Anonymous
Guest
Anonymous

@Crabman

Kimpton!? Seriously? “Kimpton” is a terrible name for a condo development. It sounds like “Compton”! And this is being marketed as “luxury” real estate!

crabman
Guest

@patriotz: The details of that price drop guarantee are pretty vague. I imagine it means that if the developer sells a similar unit for less in the next 2 years, they refund the difference up to $100k.

Of course, I’m sure they won’t try to weasel out of it by offering “incentives” to future buyers instead of an outright price drop.

Here’s a picture of the sign. Check out the big red print.

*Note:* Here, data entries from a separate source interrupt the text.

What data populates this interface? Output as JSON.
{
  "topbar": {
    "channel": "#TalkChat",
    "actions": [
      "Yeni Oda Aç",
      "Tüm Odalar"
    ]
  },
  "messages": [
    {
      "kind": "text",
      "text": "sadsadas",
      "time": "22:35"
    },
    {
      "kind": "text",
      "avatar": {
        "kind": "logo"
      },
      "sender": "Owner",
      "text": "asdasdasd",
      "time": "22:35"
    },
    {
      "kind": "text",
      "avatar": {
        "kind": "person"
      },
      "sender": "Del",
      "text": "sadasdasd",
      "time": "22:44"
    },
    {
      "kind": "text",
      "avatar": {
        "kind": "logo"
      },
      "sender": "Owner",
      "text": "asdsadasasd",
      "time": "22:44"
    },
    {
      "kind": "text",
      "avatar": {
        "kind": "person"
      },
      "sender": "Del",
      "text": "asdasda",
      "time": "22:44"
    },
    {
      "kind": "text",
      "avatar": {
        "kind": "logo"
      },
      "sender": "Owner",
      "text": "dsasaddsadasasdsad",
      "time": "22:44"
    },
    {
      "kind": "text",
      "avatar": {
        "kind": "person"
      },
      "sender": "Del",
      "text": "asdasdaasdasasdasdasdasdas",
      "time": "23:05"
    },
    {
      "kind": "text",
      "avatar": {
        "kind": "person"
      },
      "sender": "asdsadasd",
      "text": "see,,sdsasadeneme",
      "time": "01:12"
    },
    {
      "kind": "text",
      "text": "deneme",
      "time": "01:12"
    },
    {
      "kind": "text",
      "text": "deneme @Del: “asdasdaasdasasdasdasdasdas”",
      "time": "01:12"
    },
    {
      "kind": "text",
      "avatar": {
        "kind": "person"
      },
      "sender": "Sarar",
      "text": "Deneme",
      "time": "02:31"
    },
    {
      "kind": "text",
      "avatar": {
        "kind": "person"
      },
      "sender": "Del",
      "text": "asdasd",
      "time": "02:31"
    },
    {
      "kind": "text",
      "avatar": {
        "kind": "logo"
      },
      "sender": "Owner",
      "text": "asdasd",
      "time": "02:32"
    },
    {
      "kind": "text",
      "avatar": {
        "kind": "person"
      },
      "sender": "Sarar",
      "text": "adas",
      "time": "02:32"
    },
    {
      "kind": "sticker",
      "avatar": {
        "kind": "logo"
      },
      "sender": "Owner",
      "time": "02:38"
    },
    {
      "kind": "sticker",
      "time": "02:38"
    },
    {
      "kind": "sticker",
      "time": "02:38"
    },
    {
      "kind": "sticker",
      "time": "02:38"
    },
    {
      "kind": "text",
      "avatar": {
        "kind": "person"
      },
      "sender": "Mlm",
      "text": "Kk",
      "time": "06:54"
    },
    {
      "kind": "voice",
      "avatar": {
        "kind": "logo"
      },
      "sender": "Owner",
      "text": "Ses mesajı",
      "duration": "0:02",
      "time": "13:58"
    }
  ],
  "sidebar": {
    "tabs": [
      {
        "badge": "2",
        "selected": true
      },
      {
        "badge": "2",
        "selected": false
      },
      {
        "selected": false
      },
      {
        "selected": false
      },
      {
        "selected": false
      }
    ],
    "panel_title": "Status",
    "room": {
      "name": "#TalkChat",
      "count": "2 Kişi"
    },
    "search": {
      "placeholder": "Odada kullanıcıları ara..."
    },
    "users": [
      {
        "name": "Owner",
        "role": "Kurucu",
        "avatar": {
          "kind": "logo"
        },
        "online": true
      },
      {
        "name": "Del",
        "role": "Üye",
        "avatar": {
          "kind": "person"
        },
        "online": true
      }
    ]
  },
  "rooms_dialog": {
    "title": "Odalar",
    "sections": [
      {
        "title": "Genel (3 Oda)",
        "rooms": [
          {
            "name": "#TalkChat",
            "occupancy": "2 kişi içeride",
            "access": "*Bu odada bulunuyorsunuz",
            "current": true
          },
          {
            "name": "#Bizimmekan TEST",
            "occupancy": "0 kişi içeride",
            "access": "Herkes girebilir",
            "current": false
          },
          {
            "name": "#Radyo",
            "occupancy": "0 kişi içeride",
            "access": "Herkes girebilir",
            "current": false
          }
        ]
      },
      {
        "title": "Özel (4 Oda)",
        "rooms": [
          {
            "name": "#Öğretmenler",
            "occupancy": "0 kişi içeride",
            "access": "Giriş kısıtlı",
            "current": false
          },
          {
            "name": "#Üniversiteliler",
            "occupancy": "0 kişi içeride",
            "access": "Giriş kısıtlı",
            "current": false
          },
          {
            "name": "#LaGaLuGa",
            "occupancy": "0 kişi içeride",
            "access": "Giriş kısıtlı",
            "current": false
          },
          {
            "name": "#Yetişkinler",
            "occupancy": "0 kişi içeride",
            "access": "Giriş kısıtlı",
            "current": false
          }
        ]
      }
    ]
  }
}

http://i46.tinypic.com/2w6uhec.jpg

Patiently Waiting
Member
Patiently Waiting

@Anonymous: First I thought of Gimpton. As in “Bring out the Gimp.”

Then I thought of Kimpton=CrampedDump. I know its less obvious, but that’s what came to mind.

pricedoutfornow
Guest
pricedoutfornow
I see this a lot with my clients. They are drowning in debt and just keep liquidating things like RRSPs to pay the bills. It’s ridiculous! I think a lot of people would be best served by going bankrupt strategically. I mentioned this to a friend of mine, her husband’s run up a huge amount of debt in the past five years (real estate flips gone bad) and he now owes about $500k-or more if his business partner backs out, he’ll be on the hook for a million. I urged her to see a bankruptcy trustee, otherwise they could lose everything. Did she? I have no idea. I saw her about two years ago and she told me they have two years left before there’s no credit and or money left. And these are people who were financially comfortable before… Read more »
jesse
Member

@Anonymous: “Yes because those flips have been listed for longer than 6 month”

I want to know if they include newly completed units then sold in their numbers. In other words people buying presales have their purchase date booked on completion, then sell. Look at the CMHC starts and completions: graph

Completions increased starting in 2005 and kept high through the balance of 2009. Leading up to 2008 there would be no trouble selling a newly completed unit.

I think looking at “flipping” activity is the wrong approach. These guys are looking for symptoms, but the absence of the symptom does not mean there isn’t a huge bubble.

VMD
Member

Looks like the RE advertising revenue is still flowing for the Sun:
This just appeared in “Business News”
Vancouver Special sells in one week

“Forty-year-old five-bedroom home has been completely renovated”

– These transactions were compiled by Nicola Way of BestHomesBC.com and AssignmentsCanada.ca.

Realtors — send your recent sales to nicola(at)besthomesbc

900kCrackHouse
Guest
900kCrackHouse

@pricedoutfornow: The tide rolls out and we see who is swimming naked. If just a few people don’t have their trunks on it makes for interesting stories. If its a lot of people it screws the rest of us as well.

wpDiscuz